About Us | Help Videos | Contact Us | Subscriptions
 

Soil Science Society of America Journal Abstract -

Comparative Effects of an Organic and Inorganic Nitrogen Source in Flooded Soils1

 

This article in SSSAJ

  1. Vol. 49 No. 6, p. 1470-1475
     
    Received: Dec 6, 1984
    Accepted: June 25, 1985


 View
 Download
 Alerts
 Permissions
Request Permissions
 Share

doi:10.2136/sssaj1985.03615995004900060028x
  1. M. P. Westcott and
  2. D. S. Mikkelsen2

Abstract

Abstract
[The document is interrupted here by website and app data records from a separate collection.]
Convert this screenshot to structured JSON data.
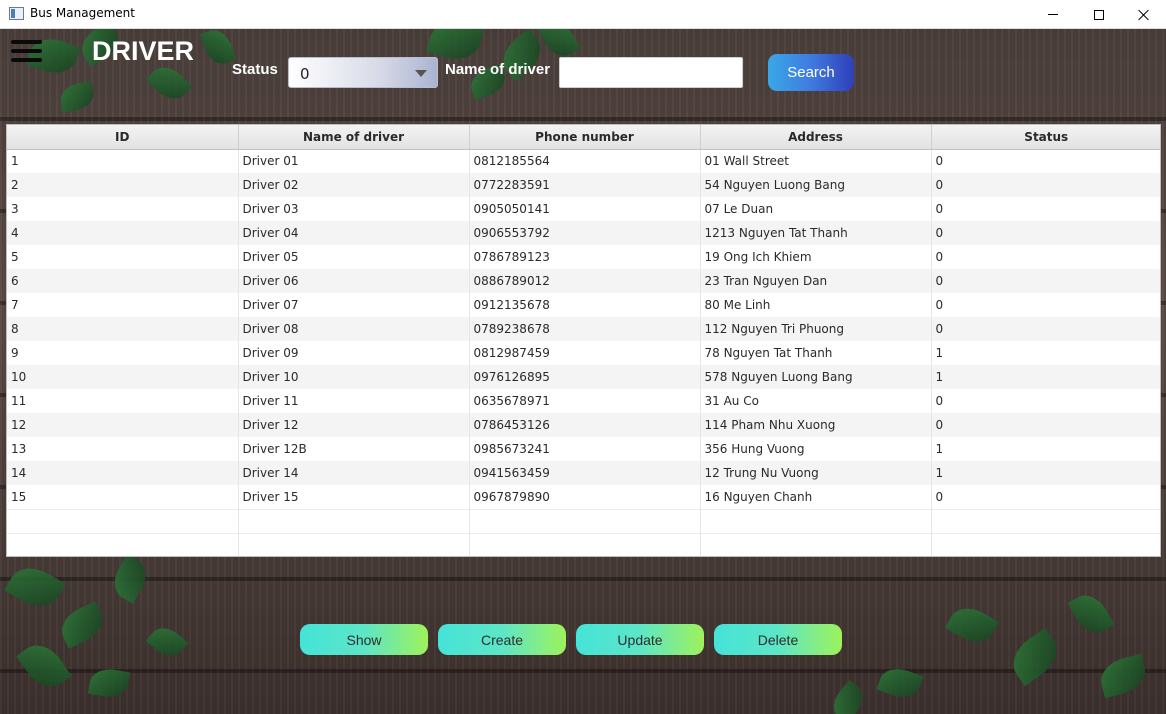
{
  "window": {
    "title": "Bus Management"
  },
  "header": {
    "title": "DRIVER",
    "status_label": "Status",
    "status_value": "0",
    "name_label": "Name of driver",
    "name_value": "",
    "search_label": "Search"
  },
  "table": {
    "columns": [
      "ID",
      "Name of driver",
      "Phone number",
      "Address",
      "Status"
    ],
    "rows": [
      [
        "1",
        "Driver 01",
        "0812185564",
        "01 Wall Street",
        "0"
      ],
      [
        "2",
        "Driver 02",
        "0772283591",
        "54 Nguyen Luong Bang",
        "0"
      ],
      [
        "3",
        "Driver 03",
        "0905050141",
        "07 Le Duan",
        "0"
      ],
      [
        "4",
        "Driver 04",
        "0906553792",
        "1213 Nguyen Tat Thanh",
        "0"
      ],
      [
        "5",
        "Driver 05",
        "0786789123",
        "19 Ong Ich Khiem",
        "0"
      ],
      [
        "6",
        "Driver 06",
        "0886789012",
        "23 Tran Nguyen Dan",
        "0"
      ],
      [
        "7",
        "Driver 07",
        "0912135678",
        "80 Me Linh",
        "0"
      ],
      [
        "8",
        "Driver 08",
        "0789238678",
        "112 Nguyen Tri Phuong",
        "0"
      ],
      [
        "9",
        "Driver 09",
        "0812987459",
        "78 Nguyen Tat Thanh",
        "1"
      ],
      [
        "10",
        "Driver 10",
        "0976126895",
        "578 Nguyen Luong Bang",
        "1"
      ],
      [
        "11",
        "Driver 11",
        "0635678971",
        "31 Au Co",
        "0"
      ],
      [
        "12",
        "Driver 12",
        "0786453126",
        "114 Pham Nhu Xuong",
        "0"
      ],
      [
        "13",
        "Driver 12B",
        "0985673241",
        "356 Hung Vuong",
        "1"
      ],
      [
        "14",
        "Driver 14",
        "0941563459",
        "12 Trung Nu Vuong",
        "1"
      ],
      [
        "15",
        "Driver 15",
        "0967879890",
        "16 Nguyen Chanh",
        "0"
      ]
    ]
  },
  "actions": {
    "show": "Show",
    "create": "Create",
    "update": "Update",
    "delete": "Delete"
  }
}
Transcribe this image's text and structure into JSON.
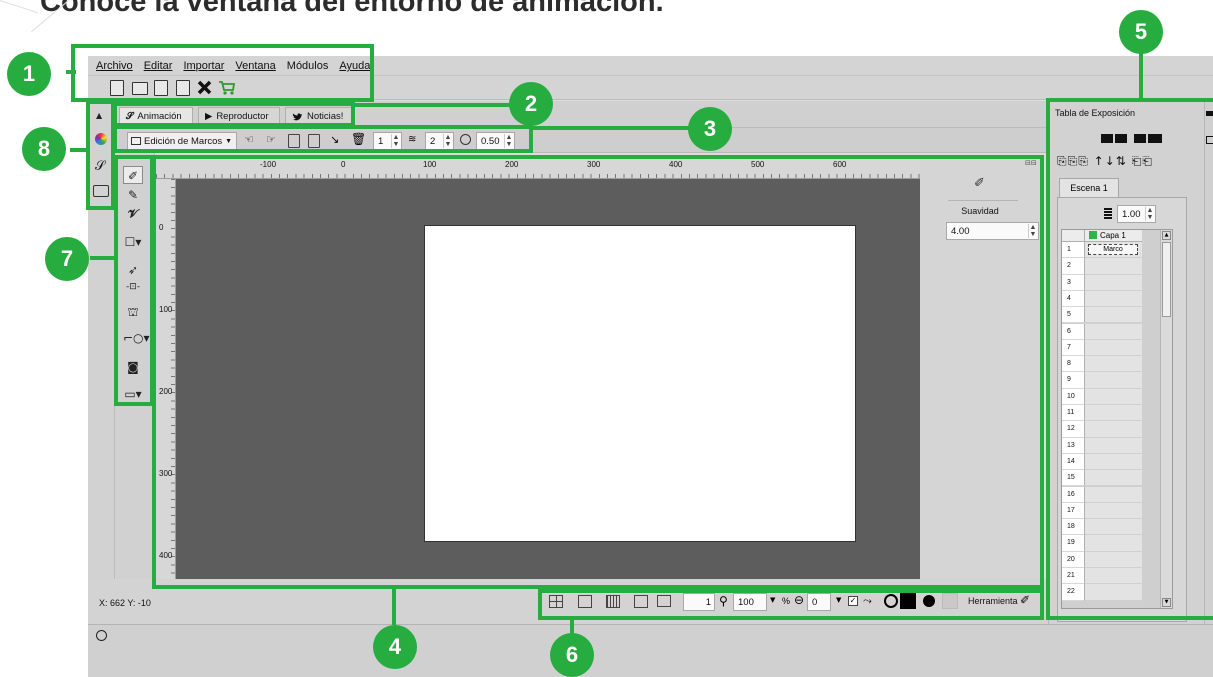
{
  "headline": "Conoce la ventana del entorno de animación.",
  "menu": [
    "Archivo",
    "Editar",
    "Importar",
    "Ventana",
    "Módulos",
    "Ayuda"
  ],
  "tabs": {
    "animacion": "Animación",
    "reproductor": "Reproductor",
    "noticias": "Noticias!"
  },
  "controls": {
    "mode": "Edición de Marcos",
    "spin1": "1",
    "spin2": "2",
    "spin3": "0.50"
  },
  "ruler_h": [
    "-100",
    "0",
    "100",
    "200",
    "300",
    "400",
    "500",
    "600"
  ],
  "ruler_v": [
    "0",
    "100",
    "200",
    "300",
    "400"
  ],
  "props": {
    "label": "Suavidad",
    "value": "4.00"
  },
  "status": {
    "coords": "X: 662 Y: -10",
    "frame": "1",
    "zoom": "100",
    "zoom_unit": "%",
    "rotation": "0",
    "tool_label": "Herramienta"
  },
  "exposure": {
    "title": "Tabla de Exposición",
    "scene": "Escena 1",
    "opacity": "1.00",
    "layer": "Capa 1",
    "first_frame": "Marco",
    "rows": [
      "1",
      "2",
      "3",
      "4",
      "5",
      "6",
      "7",
      "8",
      "9",
      "10",
      "11",
      "12",
      "13",
      "14",
      "15",
      "16",
      "17",
      "18",
      "19",
      "20",
      "21",
      "22"
    ]
  },
  "badges": [
    "1",
    "2",
    "3",
    "4",
    "5",
    "6",
    "7",
    "8"
  ],
  "colors": {
    "annotation": "#27ad3f",
    "workspace": "#5d5d5d",
    "panel": "#d2d2d2",
    "layer_swatch": "#2eb34a"
  }
}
The availability of N from organic and inorganic sources in soils is controlled by contrasting microbiological processes. Nitrogen from an added organic source is made gradually available through mineralization whereas immobilization and N loss mechanisms act to decrease inorganic-N availability with time. To define these initial processes, it is necessary to trace the availability of N from both added and native sources and to measure biological activity while varying a controlling factor such as temperature. A laboratory incubation study was designed to compare (NH4)2SO4 and vetch as added N sources in a flooded soil (Clear Lake clay, Typic Pelloxererts, fine, montmorillonitic, thermic). Nitrogen-15 labeled materials were added at rates of 0, 50, or 100 µg N/g in factorial combination to 50 g samples of soil and placed in vessels forming columns 10- to 12-cm deep. Temperature regimes of 20, 25, and 30°C were utilized. Available (soluble and exchangeable) NH+4-N and CO2 production were periodically measured over a 30-d incubation time. Vetch-N underwent a gradual mineralization paralleling that of soil-N. Levels of total NH+4-N in the vetch treatments were positively affected by temperature and showed a highly significant correlation with CO2 production. Levels of total (labeled + unlabeled) NH+4-N were consistently higher throughout the incubation period in the (NH4)2SO4 treatments as compared to vetch treatments at equal rates of addition. Labeled (NH4)2SO4-N rapidly disappeared from the available form, however, and a simultaneous “priming effect” on soil—N mineralization occurred. These two events were quantitatively correlated. The priming effect was not correlated with CO2 production. These findings support the concept that the priming effect of labeled fertilizer-N on soil-N mineralization is an apparent effect due to the interchange of labeled available-N with unlabeled organic-N with no net effect on N mineralization.

  Please view the pdf by using the Full Text (PDF) link under 'View' to the left.

Copyright © . Soil Science Society of America